◆ **Problem**:
Extract each line of the data and write it out again exactly.

◆ **Task material**:
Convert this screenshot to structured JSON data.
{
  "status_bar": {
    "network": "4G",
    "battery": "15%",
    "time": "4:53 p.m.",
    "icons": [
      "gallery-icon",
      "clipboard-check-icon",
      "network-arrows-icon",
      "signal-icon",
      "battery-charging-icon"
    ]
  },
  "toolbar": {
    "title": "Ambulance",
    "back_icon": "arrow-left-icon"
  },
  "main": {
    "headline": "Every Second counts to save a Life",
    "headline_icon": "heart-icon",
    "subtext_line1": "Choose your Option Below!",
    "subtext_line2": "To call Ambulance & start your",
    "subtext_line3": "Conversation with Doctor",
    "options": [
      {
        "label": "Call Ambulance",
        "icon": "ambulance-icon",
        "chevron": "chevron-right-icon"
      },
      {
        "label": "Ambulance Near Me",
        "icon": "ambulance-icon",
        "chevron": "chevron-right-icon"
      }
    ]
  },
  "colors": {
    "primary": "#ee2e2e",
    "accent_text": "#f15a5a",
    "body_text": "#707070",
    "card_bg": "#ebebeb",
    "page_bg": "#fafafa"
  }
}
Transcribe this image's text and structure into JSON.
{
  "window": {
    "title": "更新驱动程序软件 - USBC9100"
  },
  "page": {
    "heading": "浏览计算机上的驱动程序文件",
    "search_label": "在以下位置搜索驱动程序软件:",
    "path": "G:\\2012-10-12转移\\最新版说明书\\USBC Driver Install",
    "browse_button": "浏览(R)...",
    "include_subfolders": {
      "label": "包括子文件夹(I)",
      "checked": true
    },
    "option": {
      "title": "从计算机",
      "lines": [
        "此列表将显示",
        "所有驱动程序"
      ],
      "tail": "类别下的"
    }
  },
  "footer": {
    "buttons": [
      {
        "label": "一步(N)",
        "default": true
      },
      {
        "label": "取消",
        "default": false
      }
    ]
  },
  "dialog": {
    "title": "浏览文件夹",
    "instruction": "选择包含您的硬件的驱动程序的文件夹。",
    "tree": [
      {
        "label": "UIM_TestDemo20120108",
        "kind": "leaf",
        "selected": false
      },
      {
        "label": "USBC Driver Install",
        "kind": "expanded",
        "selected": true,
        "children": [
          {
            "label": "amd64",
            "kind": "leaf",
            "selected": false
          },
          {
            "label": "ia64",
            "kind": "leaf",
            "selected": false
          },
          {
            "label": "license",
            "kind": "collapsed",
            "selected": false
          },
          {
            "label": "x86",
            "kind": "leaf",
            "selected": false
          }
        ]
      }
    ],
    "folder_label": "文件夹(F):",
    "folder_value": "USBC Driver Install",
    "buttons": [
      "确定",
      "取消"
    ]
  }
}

◆ **Result of the exercise**:
Convert this screenshot to structured JSON data.
{
  "status_bar": {
    "network": "4G",
    "battery": "15%",
    "time": "4:53 p.m.",
    "icons": [
      "gallery-icon",
      "clipboard-check-icon",
      "network-arrows-icon",
      "signal-icon",
      "battery-charging-icon"
    ]
  },
  "toolbar": {
    "title": "Ambulance",
    "back_icon": "arrow-left-icon"
  },
  "main": {
    "headline": "Every Second counts to save a Life",
    "headline_icon": "heart-icon",
    "subtext_line1": "Choose your Option Below!",
    "subtext_line2": "To call Ambulance & start your",
    "subtext_line3": "Conversation with Doctor",
    "options": [
      {
        "label": "Call Ambulance",
        "icon": "ambulance-icon",
        "chevron": "chevron-right-icon"
      },
      {
        "label": "Ambulance Near Me",
        "icon": "ambulance-icon",
        "chevron": "chevron-right-icon"
      }
    ]
  },
  "colors": {
    "primary": "#ee2e2e",
    "accent_text": "#f15a5a",
    "body_text": "#707070",
    "card_bg": "#ebebeb",
    "page_bg": "#fafafa"
  }
}
Transcribe this image's text and structure into JSON.
{
  "window": {
    "title": "更新驱动程序软件 - USBC9100"
  },
  "page": {
    "heading": "浏览计算机上的驱动程序文件",
    "search_label": "在以下位置搜索驱动程序软件:",
    "path": "G:\\2012-10-12转移\\最新版说明书\\USBC Driver Install",
    "browse_button": "浏览(R)...",
    "include_subfolders": {
      "label": "包括子文件夹(I)",
      "checked": true
    },
    "option": {
      "title": "从计算机",
      "lines": [
        "此列表将显示",
        "所有驱动程序"
      ],
      "tail": "类别下的"
    }
  },
  "footer": {
    "buttons": [
      {
        "label": "一步(N)",
        "default": true
      },
      {
        "label": "取消",
        "default": false
      }
    ]
  },
  "dialog": {
    "title": "浏览文件夹",
    "instruction": "选择包含您的硬件的驱动程序的文件夹。",
    "tree": [
      {
        "label": "UIM_TestDemo20120108",
        "kind": "leaf",
        "selected": false
      },
      {
        "label": "USBC Driver Install",
        "kind": "expanded",
        "selected": true,
        "children": [
          {
            "label": "amd64",
            "kind": "leaf",
            "selected": false
          },
          {
            "label": "ia64",
            "kind": "leaf",
            "selected": false
          },
          {
            "label": "license",
            "kind": "collapsed",
            "selected": false
          },
          {
            "label": "x86",
            "kind": "leaf",
            "selected": false
          }
        ]
      }
    ],
    "folder_label": "文件夹(F):",
    "folder_value": "USBC Driver Install",
    "buttons": [
      "确定",
      "取消"
    ]
  }
}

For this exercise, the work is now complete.